+++ Provided material +++

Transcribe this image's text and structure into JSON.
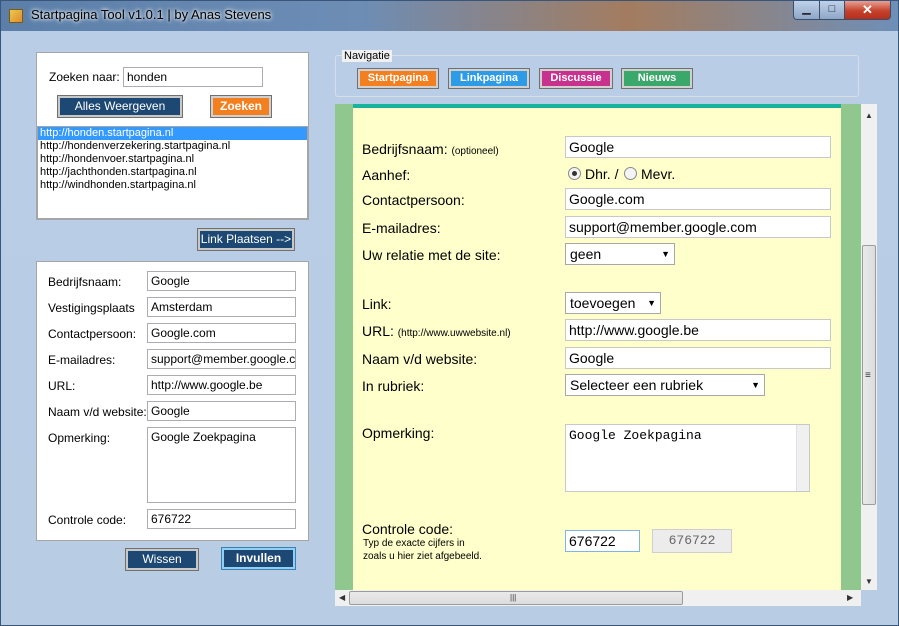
{
  "window": {
    "title": "Startpagina Tool v1.0.1 | by Anas Stevens",
    "min_glyph": "▁",
    "max_glyph": "□",
    "close_glyph": "✕"
  },
  "search": {
    "label": "Zoeken naar:",
    "value": "honden",
    "show_all": "Alles Weergeven",
    "search_btn": "Zoeken"
  },
  "results": [
    "http://honden.startpagina.nl",
    "http://hondenverzekering.startpagina.nl",
    "http://hondenvoer.startpagina.nl",
    "http://jachthonden.startpagina.nl",
    "http://windhonden.startpagina.nl"
  ],
  "place_link": "Link Plaatsen -->",
  "left_form": {
    "fields": [
      {
        "label": "Bedrijfsnaam:",
        "value": "Google"
      },
      {
        "label": "Vestigingsplaats",
        "value": "Amsterdam"
      },
      {
        "label": "Contactpersoon:",
        "value": "Google.com"
      },
      {
        "label": "E-mailadres:",
        "value": "support@member.google.com"
      },
      {
        "label": "URL:",
        "value": "http://www.google.be"
      },
      {
        "label": "Naam v/d website:",
        "value": "Google"
      }
    ],
    "remark_label": "Opmerking:",
    "remark_value": "Google Zoekpagina",
    "code_label": "Controle code:",
    "code_value": "676722"
  },
  "left_buttons": {
    "clear": "Wissen",
    "fill": "Invullen"
  },
  "navigation": {
    "title": "Navigatie",
    "buttons": [
      {
        "label": "Startpagina",
        "color": "#f47f1f"
      },
      {
        "label": "Linkpagina",
        "color": "#2e9be6"
      },
      {
        "label": "Discussie",
        "color": "#c8318e"
      },
      {
        "label": "Nieuws",
        "color": "#3aa86a"
      }
    ]
  },
  "web_form": {
    "company_label": "Bedrijfsnaam:",
    "company_note": "(optioneel)",
    "company_value": "Google",
    "salutation_label": "Aanhef:",
    "sal_mr": "Dhr. /",
    "sal_mrs": "Mevr.",
    "contact_label": "Contactpersoon:",
    "contact_value": "Google.com",
    "email_label": "E-mailadres:",
    "email_value": "support@member.google.com",
    "relation_label": "Uw relatie met de site:",
    "relation_value": "geen",
    "link_label": "Link:",
    "link_value": "toevoegen",
    "url_label": "URL:",
    "url_note": "(http://www.uwwebsite.nl)",
    "url_value": "http://www.google.be",
    "site_label": "Naam v/d website:",
    "site_value": "Google",
    "category_label": "In rubriek:",
    "category_value": "Selecteer een rubriek",
    "remark_label": "Opmerking:",
    "remark_value": "Google Zoekpagina",
    "code_label": "Controle code:",
    "code_hint_1": "Typ de exacte cijfers in",
    "code_hint_2": "zoals u hier ziet afgebeeld.",
    "code_value": "676722",
    "captcha": "676722"
  },
  "icons": {
    "dropdown": "▼",
    "scroll_up": "▲",
    "scroll_down": "▼",
    "scroll_left": "◀",
    "scroll_right": "▶",
    "grip_v": "≡",
    "grip_h": "|||"
  }
}
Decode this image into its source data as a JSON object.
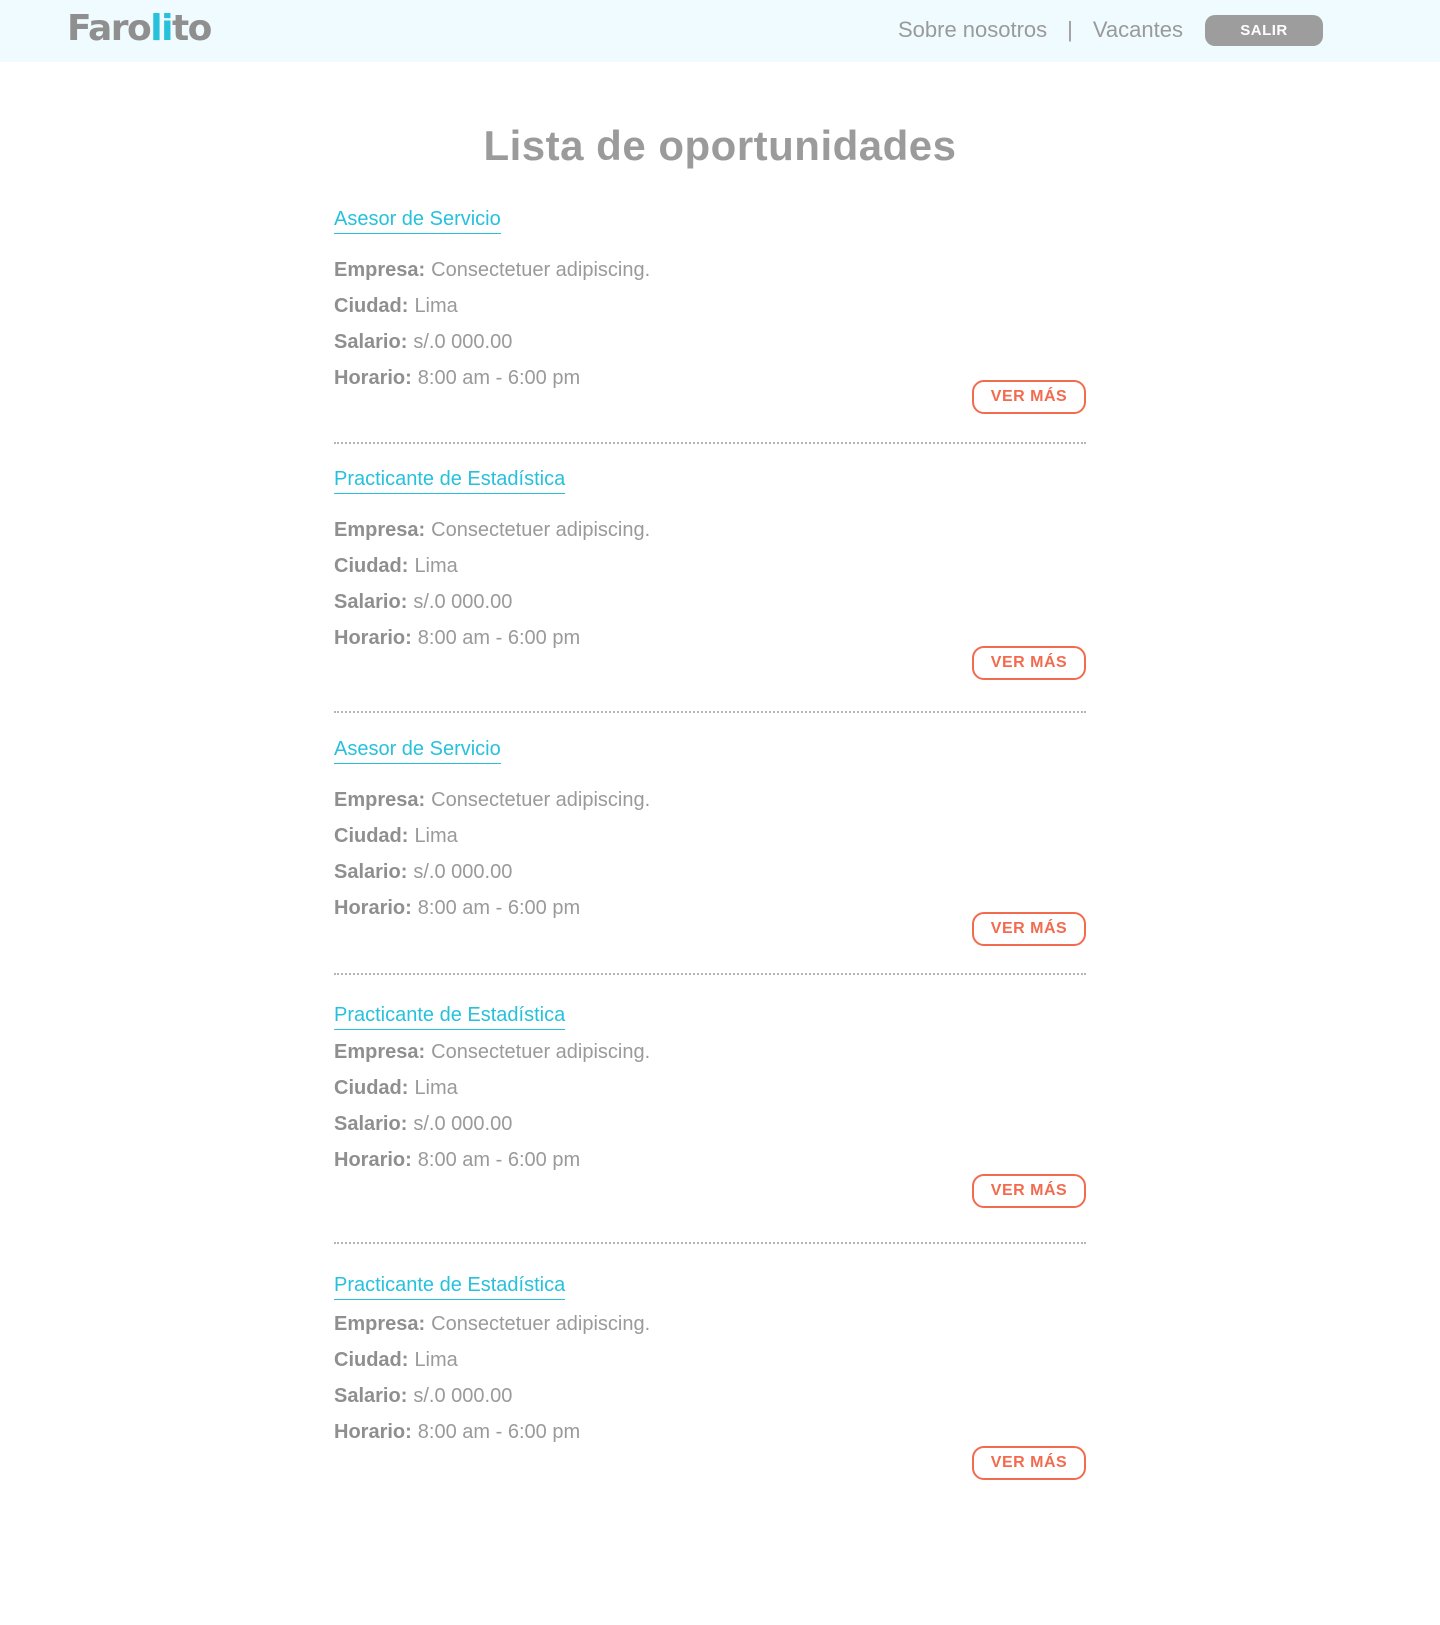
{
  "header": {
    "logo": {
      "part1": "Faro",
      "part2": "li",
      "part3": "to"
    },
    "nav": {
      "about": "Sobre nosotros",
      "separator": "|",
      "vacancies": "Vacantes",
      "logout": "SALIR"
    }
  },
  "page_title": "Lista de oportunidades",
  "labels": {
    "company": "Empresa:",
    "city": "Ciudad:",
    "salary": "Salario:",
    "schedule": "Horario:",
    "more": "VER MÁS"
  },
  "jobs": [
    {
      "title": "Asesor de Servicio",
      "company": "Consectetuer adipiscing.",
      "city": "Lima",
      "salary": "s/.0 000.00",
      "schedule": "8:00 am - 6:00 pm"
    },
    {
      "title": "Practicante de Estadística",
      "company": "Consectetuer adipiscing.",
      "city": "Lima",
      "salary": "s/.0 000.00",
      "schedule": "8:00 am - 6:00 pm"
    },
    {
      "title": "Asesor de Servicio",
      "company": "Consectetuer adipiscing.",
      "city": "Lima",
      "salary": "s/.0 000.00",
      "schedule": "8:00 am - 6:00 pm"
    },
    {
      "title": "Practicante de Estadística",
      "company": "Consectetuer adipiscing.",
      "city": "Lima",
      "salary": "s/.0 000.00",
      "schedule": "8:00 am - 6:00 pm"
    },
    {
      "title": "Practicante de Estadística",
      "company": "Consectetuer adipiscing.",
      "city": "Lima",
      "salary": "s/.0 000.00",
      "schedule": "8:00 am - 6:00 pm"
    }
  ],
  "colors": {
    "accent": "#27c1dc",
    "button": "#f26b4f",
    "header_bg": "#effbff",
    "text": "#9a9a9a"
  }
}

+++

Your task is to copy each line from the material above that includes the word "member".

        "value": "support@member.google.com"
    "email_value": "support@member.google.com",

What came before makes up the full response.